Innovators Gathered at Grand Hyatt Tokyo

 

“Statistics are going to make us so strong,” said Tadashi Mitsui of Toshiba Corporation at Discovery Summit Japan on Nov. 7, 2014. As long as you use JMP, you are getting the best from statistics, he told approximately 150 statistical innovators during a keynote address at the first Discovery Summit held outside the United States.  

Takaya Kojima from Waseda University; John Sall, SAS Executive Vice President and co-founder; and SAS Principal Research Fellow Bradley Jones also gave keynote presentations.

Like all of the JMP-sponsored Discovery Summits, the Japan event conveyed the universal themes of excellence in data exploration, the innovative uses of analytics, and the need for analytics to be more widely accessible across organizations.


Kyoko Takenaka, Senior Manager of the JMP Japan Technical Group, prepares the computers for the “Ask the Expert” sessions.

Noriki Inoue, Senior Director of Sales for JMP Japan, welcomes 150-some JMP users to the first JMP Discovery Summit outside of the United States.

John Sall gives the first Discovery Summit Japan keynote, covering strategies for analyzing tall and wide data.

Takaya Kojima of Waseda University told conference attendees to go to the JMP website to download data to play with.

Toshiba Corporation’s Tadashi Mitsui told attendees that as long as they have JMP, they are getting the best from statistics.

As SAS Principal Research Fellow Bradley Jones talks definitive screening designs, one screen shows English content and the other Japanese.

JMP Japan Systems Engineers helped staff the “Ask the Experts” stations where attendees talked with the people behind the software.

Prof Toshiro HAGA, statistical author and retired professor from Tokyo University of Science, is one of the first JMP users in Japan.
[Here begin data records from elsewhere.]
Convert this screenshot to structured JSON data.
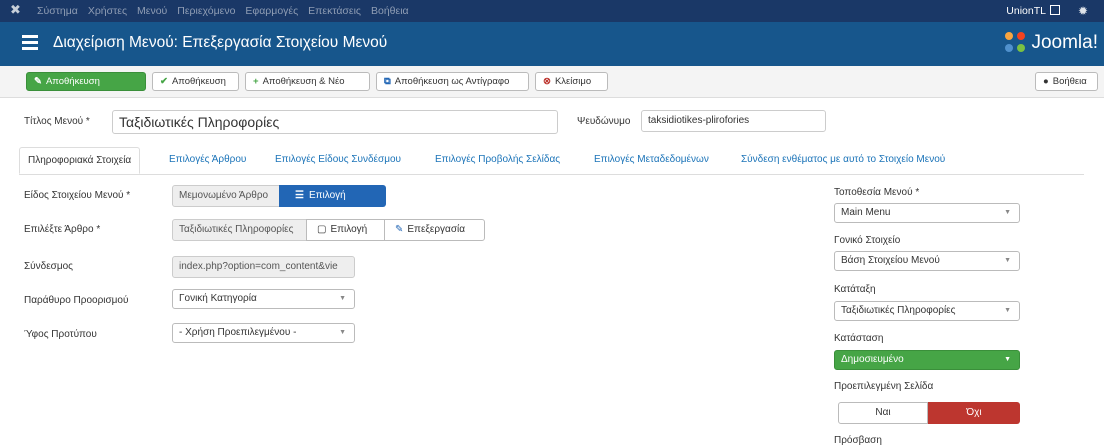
{
  "topnav": {
    "items": [
      "Σύστημα",
      "Χρήστες",
      "Μενού",
      "Περιεχόμενο",
      "Εφαρμογές",
      "Επεκτάσεις",
      "Βοήθεια"
    ],
    "site_name": "UnionTL"
  },
  "header": {
    "title": "Διαχείριση Μενού: Επεξεργασία Στοιχείου Μενού",
    "brand": "Joomla!"
  },
  "toolbar": {
    "save": "Αποθήκευση",
    "save_close": "Αποθήκευση",
    "save_new": "Αποθήκευση & Νέο",
    "save_copy": "Αποθήκευση ως Αντίγραφο",
    "close": "Κλείσιμο",
    "help": "Βοήθεια"
  },
  "form": {
    "title_label": "Τίτλος Μενού *",
    "title_value": "Ταξιδιωτικές Πληροφορίες",
    "alias_label": "Ψευδώνυμο",
    "alias_value": "taksidiotikes-plirofories"
  },
  "tabs": [
    "Πληροφοριακά Στοιχεία",
    "Επιλογές Άρθρου",
    "Επιλογές Είδους Συνδέσμου",
    "Επιλογές Προβολής Σελίδας",
    "Επιλογές Μεταδεδομένων",
    "Σύνδεση ενθέματος με αυτό το Στοιχείο Μενού"
  ],
  "details": {
    "type_label": "Είδος Στοιχείου Μενού *",
    "type_value": "Μεμονωμένο Άρθρο",
    "type_button": "Επιλογή",
    "article_label": "Επιλέξτε Άρθρο *",
    "article_value": "Ταξιδιωτικές Πληροφορίες",
    "article_select": "Επιλογή",
    "article_edit": "Επεξεργασία",
    "link_label": "Σύνδεσμος",
    "link_value": "index.php?option=com_content&vie",
    "target_label": "Παράθυρο Προορισμού",
    "target_value": "Γονική Κατηγορία",
    "style_label": "Ύφος Προτύπου",
    "style_value": "- Χρήση Προεπιλεγμένου -"
  },
  "sidebar": {
    "menu_label": "Τοποθεσία Μενού *",
    "menu_value": "Main Menu",
    "parent_label": "Γονικό Στοιχείο",
    "parent_value": "Βάση Στοιχείου Μενού",
    "order_label": "Κατάταξη",
    "order_value": "Ταξιδιωτικές Πληροφορίες",
    "status_label": "Κατάσταση",
    "status_value": "Δημοσιευμένο",
    "home_label": "Προεπιλεγμένη Σελίδα",
    "home_yes": "Ναι",
    "home_no": "Όχι",
    "access_label": "Πρόσβαση"
  },
  "colors": {
    "topnav": "#1a3867",
    "titlebar": "#17568c",
    "success": "#46a546",
    "danger": "#bd362f",
    "link": "#1a73b8",
    "primary_button": "#2266b5"
  }
}
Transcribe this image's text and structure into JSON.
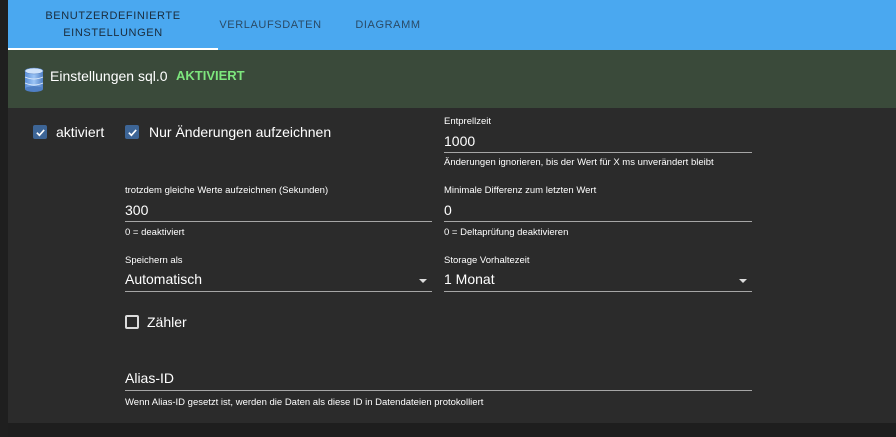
{
  "tabs": [
    {
      "label_line1": "BENUTZERDEFINIERTE",
      "label_line2": "EINSTELLUNGEN",
      "active": true
    },
    {
      "label": "VERLAUFSDATEN"
    },
    {
      "label": "DIAGRAMM"
    }
  ],
  "header": {
    "title": "Einstellungen sql.0",
    "status": "AKTIVIERT",
    "icon": "database-icon",
    "status_color": "#7de67d"
  },
  "form": {
    "enabled": {
      "label": "aktiviert",
      "checked": true
    },
    "changes_only": {
      "label": "Nur Änderungen aufzeichnen",
      "checked": true
    },
    "debounce": {
      "label": "Entprellzeit",
      "value": "1000",
      "help": "Änderungen ignorieren, bis der Wert für X ms unverändert bleibt"
    },
    "still_record": {
      "label": "trotzdem gleiche Werte aufzeichnen (Sekunden)",
      "value": "300",
      "help": "0 = deaktiviert"
    },
    "min_diff": {
      "label": "Minimale Differenz zum letzten Wert",
      "value": "0",
      "help": "0 = Deltaprüfung deaktivieren"
    },
    "store_as": {
      "label": "Speichern als",
      "value": "Automatisch"
    },
    "retention": {
      "label": "Storage Vorhaltezeit",
      "value": "1 Monat"
    },
    "counter": {
      "label": "Zähler",
      "checked": false
    },
    "alias": {
      "placeholder": "Alias-ID",
      "help": "Wenn Alias-ID gesetzt ist, werden die Daten als diese ID in Datendateien protokolliert"
    }
  },
  "colors": {
    "tabbar": "#4aa8f0",
    "header_bg": "#3a4a3a",
    "panel_bg": "#2b2b2b",
    "checkbox": "#3d6596"
  }
}
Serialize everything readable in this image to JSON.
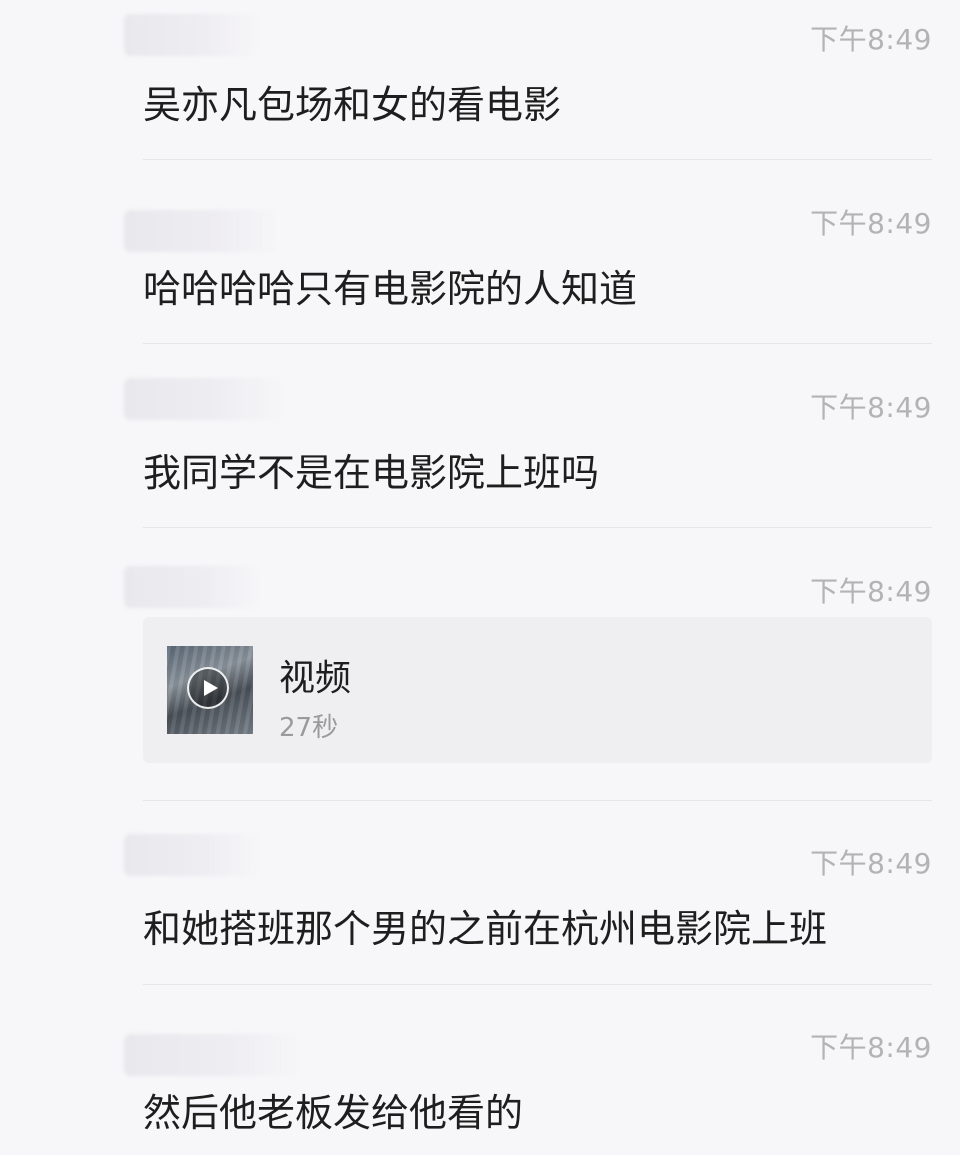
{
  "messages": [
    {
      "time": "下午8:49",
      "text": "吴亦凡包场和女的看电影"
    },
    {
      "time": "下午8:49",
      "text": "哈哈哈哈只有电影院的人知道"
    },
    {
      "time": "下午8:49",
      "text": "我同学不是在电影院上班吗"
    },
    {
      "time": "下午8:49",
      "video": {
        "title": "视频",
        "duration": "27秒",
        "icon": "play-icon"
      }
    },
    {
      "time": "下午8:49",
      "text": "和她搭班那个男的之前在杭州电影院上班"
    },
    {
      "time": "下午8:49",
      "text": "然后他老板发给他看的"
    }
  ]
}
He talked about his excitement at first seeing JMP, and he offered a toast to honor JMP in its 25th anniversary.
Grand Hyatt Hotel
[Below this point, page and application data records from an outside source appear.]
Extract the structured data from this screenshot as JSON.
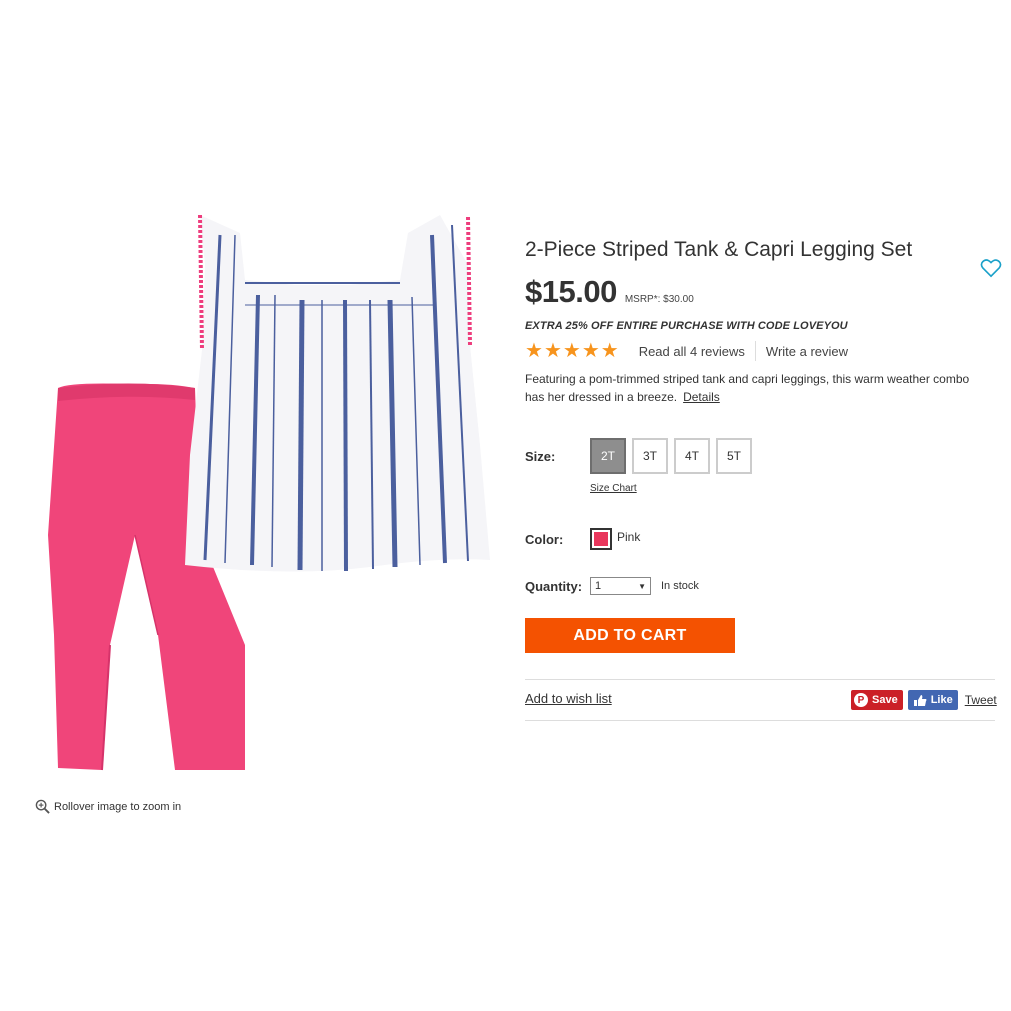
{
  "product": {
    "title": "2-Piece Striped Tank & Capri Legging Set",
    "price": "$15.00",
    "msrp": "MSRP*: $30.00",
    "promo": "EXTRA 25% OFF ENTIRE PURCHASE WITH CODE LOVEYOU",
    "rating": {
      "stars": 5,
      "read_reviews": "Read all 4 reviews",
      "write_review": "Write a review"
    },
    "description": "Featuring a pom-trimmed striped tank and capri leggings, this warm weather combo has her dressed in a breeze.",
    "details_link": "Details"
  },
  "size": {
    "label": "Size:",
    "options": [
      "2T",
      "3T",
      "4T",
      "5T"
    ],
    "selected": "2T",
    "chart_link": "Size Chart"
  },
  "color": {
    "label": "Color:",
    "value": "Pink",
    "swatch": "#e8365c"
  },
  "quantity": {
    "label": "Quantity:",
    "value": "1",
    "stock": "In stock"
  },
  "actions": {
    "add_to_cart": "ADD TO CART",
    "wish_list": "Add to wish list"
  },
  "social": {
    "pin": "Save",
    "like": "Like",
    "tweet": "Tweet"
  },
  "image": {
    "zoom_hint": "Rollover image to zoom in"
  },
  "colors": {
    "accent": "#f45201",
    "star": "#f7941d",
    "pinterest": "#cb2027",
    "facebook": "#4267b2",
    "heart": "#1ba1c9"
  },
  "icons": [
    "zoom-icon",
    "heart-icon",
    "star-icon",
    "pinterest-icon",
    "thumbs-up-icon",
    "dropdown-arrow-icon"
  ]
}
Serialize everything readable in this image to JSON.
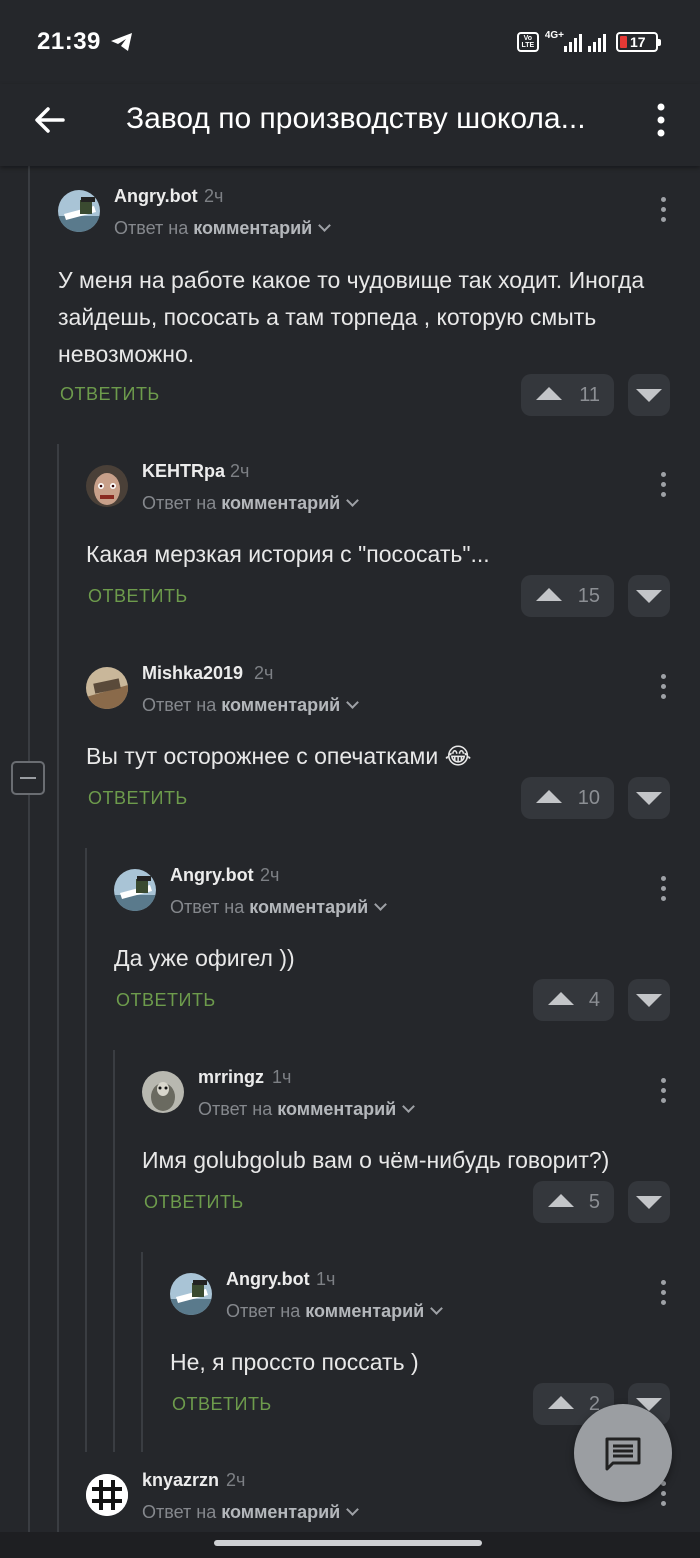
{
  "status": {
    "time": "21:39",
    "volte": "Vo LTE",
    "network": "4G+",
    "battery": "17"
  },
  "appbar": {
    "title": "Завод по производству шокола..."
  },
  "labels": {
    "reply_to_prefix": "Ответ на",
    "reply_to_target": "комментарий",
    "reply_action": "ОТВЕТИТЬ"
  },
  "comments": [
    {
      "author": "Angry.bot",
      "time": "2ч",
      "text": "У меня на работе какое то чудовище так ходит. Иногда зайдешь, пососать а там торпеда , которую смыть невозможно.",
      "votes": "11"
    },
    {
      "author": "KEHTRpa",
      "time": "2ч",
      "text": "Какая мерзкая история с \"пососать\"...",
      "votes": "15"
    },
    {
      "author": "Mishka2019",
      "time": "2ч",
      "text": "Вы тут осторожнее с опечатками 😂",
      "votes": "10"
    },
    {
      "author": "Angry.bot",
      "time": "2ч",
      "text": "Да уже офигел ))",
      "votes": "4"
    },
    {
      "author": "mrringz",
      "time": "1ч",
      "text": "Имя golubgolub вам о чём-нибудь говорит?)",
      "votes": "5"
    },
    {
      "author": "Angry.bot",
      "time": "1ч",
      "text": "Не, я проссто поссать )",
      "votes": "2"
    },
    {
      "author": "knyazrzn",
      "time": "2ч",
      "text": "",
      "votes": ""
    }
  ],
  "colors": {
    "background": "#25272b",
    "reply_action": "#6d9b4c",
    "battery_low": "#e53935"
  }
}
Discovery Summit Tokyo
November 7th, 2014
Grand Hyatt Tokyo
6-10-3 Roppongi Minato-ku
Tokyo 106-0032